[Stored items]

========================================

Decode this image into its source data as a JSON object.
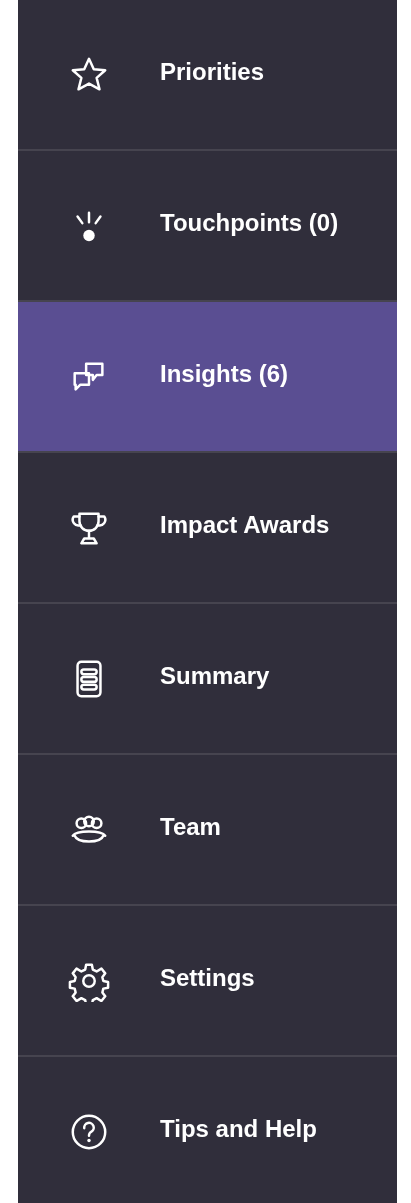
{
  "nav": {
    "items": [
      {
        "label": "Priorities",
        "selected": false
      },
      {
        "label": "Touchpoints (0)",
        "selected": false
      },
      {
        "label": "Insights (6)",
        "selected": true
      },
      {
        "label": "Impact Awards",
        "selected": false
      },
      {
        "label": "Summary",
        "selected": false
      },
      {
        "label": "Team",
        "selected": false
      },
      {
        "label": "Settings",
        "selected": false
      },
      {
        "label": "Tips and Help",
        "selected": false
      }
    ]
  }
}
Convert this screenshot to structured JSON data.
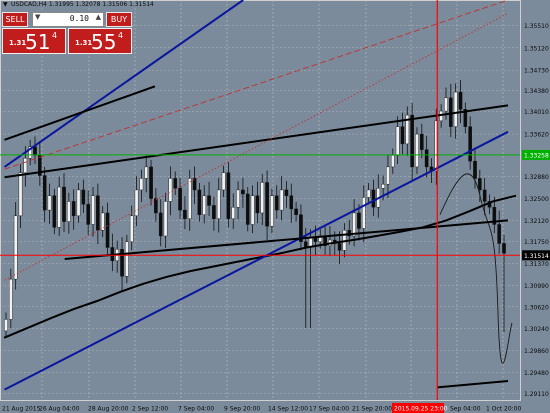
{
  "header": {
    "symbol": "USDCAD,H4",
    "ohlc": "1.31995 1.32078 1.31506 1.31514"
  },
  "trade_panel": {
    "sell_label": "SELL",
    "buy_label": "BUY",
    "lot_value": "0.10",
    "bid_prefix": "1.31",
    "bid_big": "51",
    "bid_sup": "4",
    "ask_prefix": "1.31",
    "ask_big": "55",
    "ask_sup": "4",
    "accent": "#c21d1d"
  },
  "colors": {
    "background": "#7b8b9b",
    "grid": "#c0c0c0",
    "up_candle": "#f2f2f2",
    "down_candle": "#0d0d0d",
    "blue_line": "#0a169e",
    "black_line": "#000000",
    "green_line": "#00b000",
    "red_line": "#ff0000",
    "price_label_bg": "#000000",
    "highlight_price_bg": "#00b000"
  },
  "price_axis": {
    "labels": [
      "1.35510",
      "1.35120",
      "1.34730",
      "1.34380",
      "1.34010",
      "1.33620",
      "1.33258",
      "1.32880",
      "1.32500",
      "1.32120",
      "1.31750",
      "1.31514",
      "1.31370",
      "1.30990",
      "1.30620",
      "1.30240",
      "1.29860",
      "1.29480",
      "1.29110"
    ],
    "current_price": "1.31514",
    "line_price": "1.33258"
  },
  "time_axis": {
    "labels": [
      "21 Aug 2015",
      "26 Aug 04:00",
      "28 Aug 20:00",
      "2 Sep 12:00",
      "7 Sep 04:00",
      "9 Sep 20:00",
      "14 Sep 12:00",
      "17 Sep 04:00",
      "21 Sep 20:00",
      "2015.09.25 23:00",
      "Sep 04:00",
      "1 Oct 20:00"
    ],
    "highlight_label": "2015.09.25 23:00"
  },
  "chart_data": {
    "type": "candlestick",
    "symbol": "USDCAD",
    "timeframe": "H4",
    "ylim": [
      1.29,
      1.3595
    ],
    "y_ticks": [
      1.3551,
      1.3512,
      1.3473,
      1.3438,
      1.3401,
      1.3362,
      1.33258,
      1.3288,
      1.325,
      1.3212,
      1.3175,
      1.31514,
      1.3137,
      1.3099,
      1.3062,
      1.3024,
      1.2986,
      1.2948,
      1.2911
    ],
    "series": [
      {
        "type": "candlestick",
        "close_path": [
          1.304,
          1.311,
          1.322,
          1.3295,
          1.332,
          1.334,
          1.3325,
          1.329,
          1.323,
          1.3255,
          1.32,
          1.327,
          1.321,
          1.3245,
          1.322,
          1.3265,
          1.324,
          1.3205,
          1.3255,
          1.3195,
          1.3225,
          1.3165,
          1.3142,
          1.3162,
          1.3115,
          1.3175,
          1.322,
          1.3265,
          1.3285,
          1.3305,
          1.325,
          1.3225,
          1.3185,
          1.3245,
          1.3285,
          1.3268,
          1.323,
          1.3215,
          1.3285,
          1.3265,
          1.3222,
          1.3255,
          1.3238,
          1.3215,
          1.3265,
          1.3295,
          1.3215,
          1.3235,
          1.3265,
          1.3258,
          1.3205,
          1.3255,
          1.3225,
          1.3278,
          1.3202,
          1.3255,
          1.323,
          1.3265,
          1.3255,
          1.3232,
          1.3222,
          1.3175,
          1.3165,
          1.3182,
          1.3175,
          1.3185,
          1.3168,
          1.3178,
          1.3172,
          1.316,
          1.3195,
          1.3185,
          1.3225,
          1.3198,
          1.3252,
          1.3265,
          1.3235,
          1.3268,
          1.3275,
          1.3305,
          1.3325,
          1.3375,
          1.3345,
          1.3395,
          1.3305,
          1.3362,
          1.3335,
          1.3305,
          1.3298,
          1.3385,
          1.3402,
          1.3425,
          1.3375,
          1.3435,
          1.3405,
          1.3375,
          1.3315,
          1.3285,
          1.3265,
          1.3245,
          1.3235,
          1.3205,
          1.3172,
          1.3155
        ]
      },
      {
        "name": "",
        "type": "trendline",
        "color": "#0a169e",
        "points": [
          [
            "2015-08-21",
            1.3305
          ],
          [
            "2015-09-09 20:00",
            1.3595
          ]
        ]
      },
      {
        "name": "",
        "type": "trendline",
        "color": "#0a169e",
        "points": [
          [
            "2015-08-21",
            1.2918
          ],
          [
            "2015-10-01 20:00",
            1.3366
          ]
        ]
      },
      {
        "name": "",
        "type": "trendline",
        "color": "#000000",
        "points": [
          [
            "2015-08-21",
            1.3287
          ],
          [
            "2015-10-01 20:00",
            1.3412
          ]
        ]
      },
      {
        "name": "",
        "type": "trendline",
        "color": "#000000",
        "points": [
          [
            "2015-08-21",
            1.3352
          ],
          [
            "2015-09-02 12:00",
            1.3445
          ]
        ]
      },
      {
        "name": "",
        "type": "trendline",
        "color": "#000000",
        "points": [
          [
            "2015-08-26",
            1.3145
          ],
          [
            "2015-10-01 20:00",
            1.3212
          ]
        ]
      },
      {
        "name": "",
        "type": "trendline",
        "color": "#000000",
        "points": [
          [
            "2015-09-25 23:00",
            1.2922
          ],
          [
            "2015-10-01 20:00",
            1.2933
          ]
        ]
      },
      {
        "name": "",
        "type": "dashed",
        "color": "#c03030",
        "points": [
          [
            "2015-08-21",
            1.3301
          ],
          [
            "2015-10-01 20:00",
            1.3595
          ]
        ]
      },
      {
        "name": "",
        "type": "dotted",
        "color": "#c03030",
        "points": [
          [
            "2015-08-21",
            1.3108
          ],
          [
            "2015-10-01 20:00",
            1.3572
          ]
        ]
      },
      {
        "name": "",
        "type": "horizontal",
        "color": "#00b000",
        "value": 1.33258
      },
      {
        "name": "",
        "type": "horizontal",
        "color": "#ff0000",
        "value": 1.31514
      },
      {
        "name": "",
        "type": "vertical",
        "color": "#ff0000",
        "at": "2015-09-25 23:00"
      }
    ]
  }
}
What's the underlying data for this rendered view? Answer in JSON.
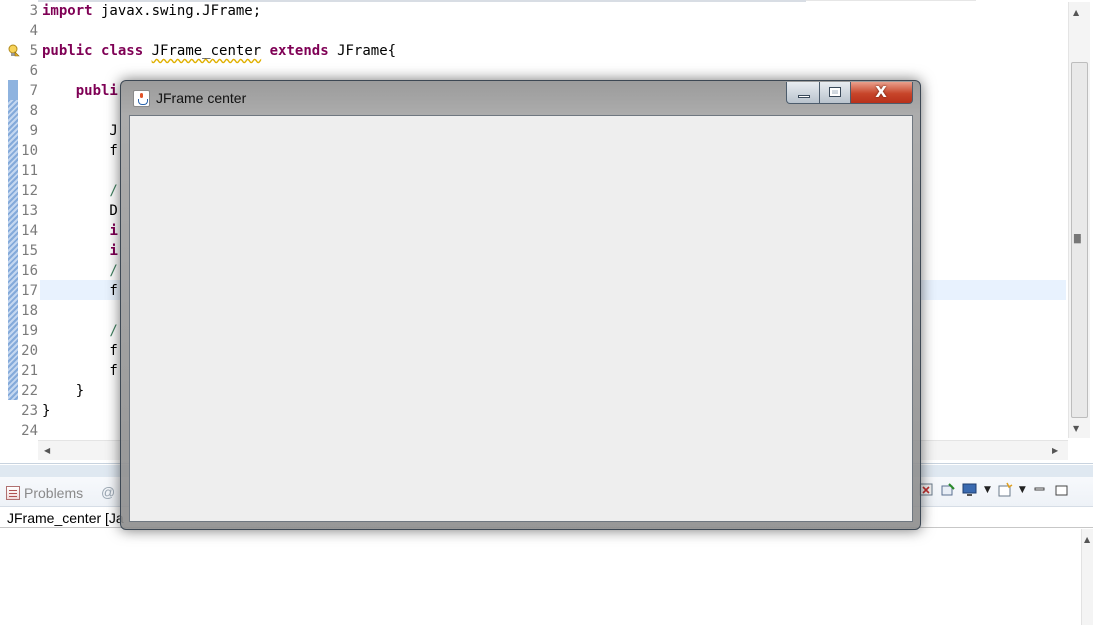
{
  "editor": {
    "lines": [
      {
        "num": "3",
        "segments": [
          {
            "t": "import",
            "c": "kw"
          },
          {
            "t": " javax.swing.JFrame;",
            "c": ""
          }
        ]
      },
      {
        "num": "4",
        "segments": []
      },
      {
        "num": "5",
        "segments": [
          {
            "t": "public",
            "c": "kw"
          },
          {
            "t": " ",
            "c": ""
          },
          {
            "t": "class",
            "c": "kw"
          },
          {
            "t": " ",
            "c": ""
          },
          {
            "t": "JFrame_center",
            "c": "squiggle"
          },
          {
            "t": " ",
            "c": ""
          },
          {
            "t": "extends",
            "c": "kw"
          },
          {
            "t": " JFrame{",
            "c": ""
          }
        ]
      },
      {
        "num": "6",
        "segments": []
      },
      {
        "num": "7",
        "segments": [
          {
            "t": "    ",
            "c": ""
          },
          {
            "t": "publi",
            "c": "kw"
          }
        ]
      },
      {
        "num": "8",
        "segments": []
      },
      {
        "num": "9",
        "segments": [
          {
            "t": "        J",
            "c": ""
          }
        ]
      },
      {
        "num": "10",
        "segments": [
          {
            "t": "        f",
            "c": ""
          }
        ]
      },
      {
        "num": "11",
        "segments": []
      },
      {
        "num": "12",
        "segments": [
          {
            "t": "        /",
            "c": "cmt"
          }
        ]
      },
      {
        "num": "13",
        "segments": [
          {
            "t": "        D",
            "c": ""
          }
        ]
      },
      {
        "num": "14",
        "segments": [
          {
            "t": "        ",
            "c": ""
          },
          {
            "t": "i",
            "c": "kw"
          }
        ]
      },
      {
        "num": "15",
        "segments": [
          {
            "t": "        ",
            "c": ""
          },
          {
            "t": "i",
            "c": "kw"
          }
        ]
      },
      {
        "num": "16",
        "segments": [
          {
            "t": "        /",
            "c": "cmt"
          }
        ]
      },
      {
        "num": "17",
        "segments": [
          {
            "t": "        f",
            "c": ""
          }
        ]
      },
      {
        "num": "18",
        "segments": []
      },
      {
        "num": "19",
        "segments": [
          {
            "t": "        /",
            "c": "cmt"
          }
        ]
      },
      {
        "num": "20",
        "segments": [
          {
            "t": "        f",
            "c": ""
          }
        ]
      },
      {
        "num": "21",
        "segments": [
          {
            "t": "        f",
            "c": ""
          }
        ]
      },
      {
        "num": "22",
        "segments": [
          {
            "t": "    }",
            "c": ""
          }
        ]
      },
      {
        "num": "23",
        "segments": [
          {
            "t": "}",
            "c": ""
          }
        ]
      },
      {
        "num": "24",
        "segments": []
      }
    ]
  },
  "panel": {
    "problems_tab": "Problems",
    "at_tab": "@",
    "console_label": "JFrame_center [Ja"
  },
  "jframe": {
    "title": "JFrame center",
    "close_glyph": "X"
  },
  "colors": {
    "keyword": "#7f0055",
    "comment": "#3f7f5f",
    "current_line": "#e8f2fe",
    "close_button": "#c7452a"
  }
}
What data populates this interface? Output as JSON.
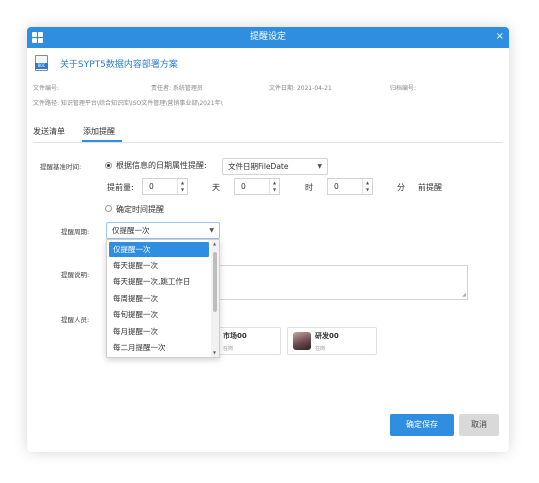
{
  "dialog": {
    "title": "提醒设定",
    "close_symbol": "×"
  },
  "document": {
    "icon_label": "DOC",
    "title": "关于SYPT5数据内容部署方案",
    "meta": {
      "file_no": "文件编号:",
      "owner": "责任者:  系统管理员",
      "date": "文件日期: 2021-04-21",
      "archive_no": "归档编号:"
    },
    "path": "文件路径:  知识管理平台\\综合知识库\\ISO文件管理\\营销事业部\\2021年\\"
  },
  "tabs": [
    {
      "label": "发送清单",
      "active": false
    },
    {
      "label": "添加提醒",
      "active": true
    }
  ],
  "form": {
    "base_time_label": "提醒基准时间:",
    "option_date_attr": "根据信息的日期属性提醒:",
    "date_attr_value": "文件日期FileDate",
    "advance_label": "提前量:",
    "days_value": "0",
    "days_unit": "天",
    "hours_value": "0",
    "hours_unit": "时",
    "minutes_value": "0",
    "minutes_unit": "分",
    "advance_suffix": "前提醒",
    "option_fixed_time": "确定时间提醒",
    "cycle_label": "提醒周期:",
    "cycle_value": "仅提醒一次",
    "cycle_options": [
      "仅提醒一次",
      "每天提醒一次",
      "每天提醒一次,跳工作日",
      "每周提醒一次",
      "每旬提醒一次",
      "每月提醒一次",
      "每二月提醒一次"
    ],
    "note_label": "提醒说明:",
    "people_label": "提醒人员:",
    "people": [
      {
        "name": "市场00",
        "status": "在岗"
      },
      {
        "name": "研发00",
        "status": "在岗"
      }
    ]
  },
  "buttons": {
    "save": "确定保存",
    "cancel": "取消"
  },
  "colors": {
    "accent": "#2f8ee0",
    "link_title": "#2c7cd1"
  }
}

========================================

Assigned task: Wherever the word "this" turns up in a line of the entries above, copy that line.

Answer to the exercise:
Decode this image into its source data as a JSON object.
Convert this screenshot to structured JSON data.
What's the underlying data for this rendered view? Answer in JSON.
What data populates this interface? Output as JSON.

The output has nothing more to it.